What a wonderful gift I received this week! My partner in a weekly Bible study gave me a bouquet of lime-green hydrangeas cut from her garden. Hydrangeas are nostalgic flowers for me as they remind me of my grandmother's garden and a picture of me as a girl holding a bouquet of pink and blue hydrangeas.
I noticed that my friend cut the stems of the flowers at a 45-degree angle. This is one of the "tricks of the trade" that florists use to assure that the flower stem has maximum surface area to absorb water. Once a flower cutting is taken from the main plant, it will eventually die. The objective is to make the cut flower last as long as possible. Jesus told His disciples, "If you do not remain in me, you will be like a branch that is thrown away and withers...If you remain in me and my words remain in you, ask whatever you wish, and it will be done for you." (John 15:6-7) We, like a cut flower, will die if we disconnect from Jesus.
Who doesn't enjoy having a beautiful bouquet of cut flowers in their home? Let's look at some of the other ways in which we can prolong the life of a cut flower, and how our lives in Christ Jesus can be refreshed and sustained. The right tool must be used to cut the stem of a flower. Regular scissors pinch the water channel of the stalk. A sharp knife or pruning shears should be the tool of choice. Also, cutting flowers under a steady flow of water keeps air pockets, that prevent water absorption, from forming. Stems should be plunged into a vase of clear, tepid water immediately after cutting according to The Old Farmer's Almanac. Jesus told the Samaritan woman that He met at Jacob's well that He is "living water." He said, "Whoever drinks the water I give them will never thirst. Indeed, the water I give them will become in them a spring of water welling up to eternal life." (John 4:14) We must be sure to drench ourselves in living water daily.

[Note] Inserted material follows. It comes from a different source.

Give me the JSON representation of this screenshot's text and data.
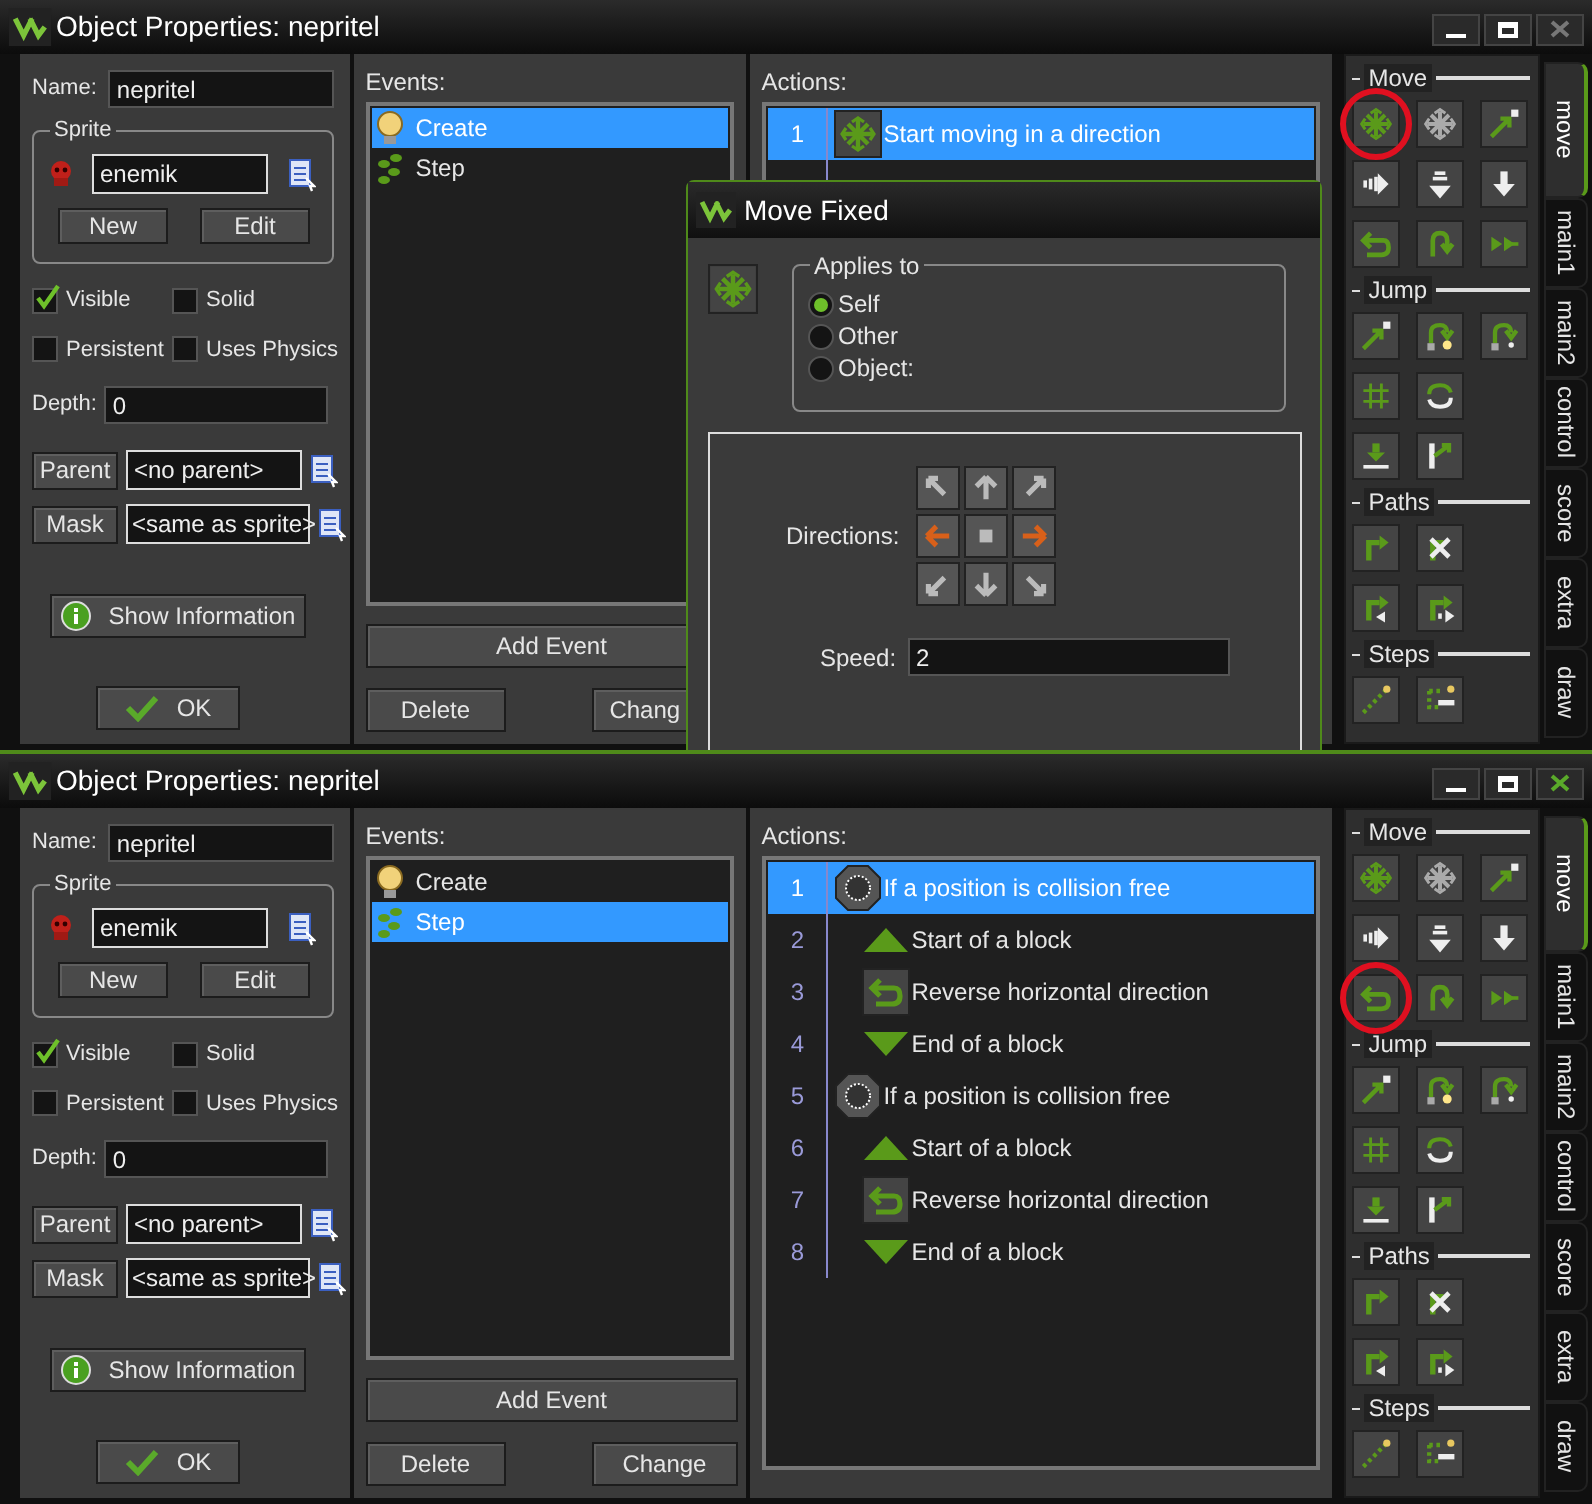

To maintain longevity of cut flowers we must strip all leaves from the bottom part of the stem that would be under the water. Rotten plant material destroys the quality of the water. If the water becomes cloudy it means that bacteria is growing and can clog the stems. A splash of bleach in the water reduces the amount of bacteria in the water. It is also important to avoid placing a vase of flowers near fruit or vegetables since they give off ethylene gas which shortens the life of cut flowers. We too must not give the enemy of our souls access to our lives. We must say with the Psalmist, "But I trust in You, Lord; I say, 'You are my God.' My times are in your hands; deliver me from the hands of my enemies, from those who pursue me. Let your face shine on your servant; save me in your unfailing love." (Psalm 31:14-16)
It is helpful to place a small amount of sugar in the water as it feeds the flowers. It is also wise to change and refresh the water every few days. In addition, it is recommended that about one inch of the stem bottom be removed every three or four days. This assures that the water continues to penetrate the stem. Let us remember what it says in Psalm 104:27. "All creatures look to you to give them their food at the proper time." God is faithful to give us what we need when we need it. The Psalmist said to the Lord, "Test me, Lord, and try me, examine my heart and my mind; for I have always been mindful of your unfailing love, and have lived in reliance on Your faithfulness." (Psalm 26:2-3)
We must remember that "The Lord delights in those who fear Him, who put their hope in HIs unfailing love." (Psalm 147:11) In Psalm 91:16 He says of the one who loves Him, "With long life I will satisfy him and show him my salvation." The Lord is the one who leads us beside quiet waters and refreshes our souls. (Psalm 23:2-3) When I look at a vase of freshly cut flowers, I think of our God who created them and how they are a testimony to His love and care. Psalm 119:175 comes to mind: “Let me live that I may praise You, and may Your laws sustain me."
Joan E. Mathias